Dataset items
=== Section Start ===
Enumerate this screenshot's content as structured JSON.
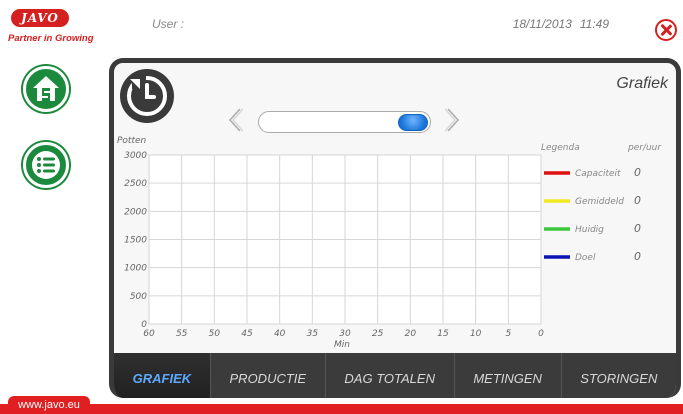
{
  "header": {
    "logo_text": "JAVO",
    "tagline": "Partner in Growing",
    "user_label": "User :",
    "date": "18/11/2013",
    "time": "11:49"
  },
  "nav": [
    {
      "icon": "home-icon"
    },
    {
      "icon": "list-icon"
    }
  ],
  "panel": {
    "title": "Grafiek",
    "reset_icon": "history-reset-icon"
  },
  "colors": {
    "brand_red": "#d42020",
    "nav_green": "#1c8a3d",
    "active_tab": "#5da9ff",
    "slider_blue": "#1a74d8"
  },
  "chart_data": {
    "type": "line",
    "ylabel": "Potten",
    "xlabel": "Min",
    "y_ticks": [
      "3000",
      "2500",
      "2000",
      "1500",
      "1000",
      "500",
      "0"
    ],
    "x_ticks": [
      "60",
      "55",
      "50",
      "45",
      "40",
      "35",
      "30",
      "25",
      "20",
      "15",
      "10",
      "5",
      "0"
    ],
    "ylim": [
      0,
      3000
    ],
    "xlim": [
      60,
      0
    ],
    "grid": true,
    "legend_position": "right",
    "legend_title": "Legenda",
    "legend_unit": "per/uur",
    "series": [
      {
        "name": "Capaciteit",
        "color": "#e01010",
        "value": "0"
      },
      {
        "name": "Gemiddeld",
        "color": "#f0e820",
        "value": "0"
      },
      {
        "name": "Huidig",
        "color": "#3cc83c",
        "value": "0"
      },
      {
        "name": "Doel",
        "color": "#0a14b4",
        "value": "0"
      }
    ]
  },
  "tabs": [
    {
      "label": "GRAFIEK",
      "active": true
    },
    {
      "label": "PRODUCTIE",
      "active": false
    },
    {
      "label": "DAG TOTALEN",
      "active": false
    },
    {
      "label": "METINGEN",
      "active": false
    },
    {
      "label": "STORINGEN",
      "active": false
    }
  ],
  "footer": {
    "link": "www.javo.eu"
  }
}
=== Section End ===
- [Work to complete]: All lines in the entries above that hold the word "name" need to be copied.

- [Solution to this task]:
        "name": "Capaciteit",
        "name": "Gemiddeld",
        "name": "Huidig",
        "name": "Doel",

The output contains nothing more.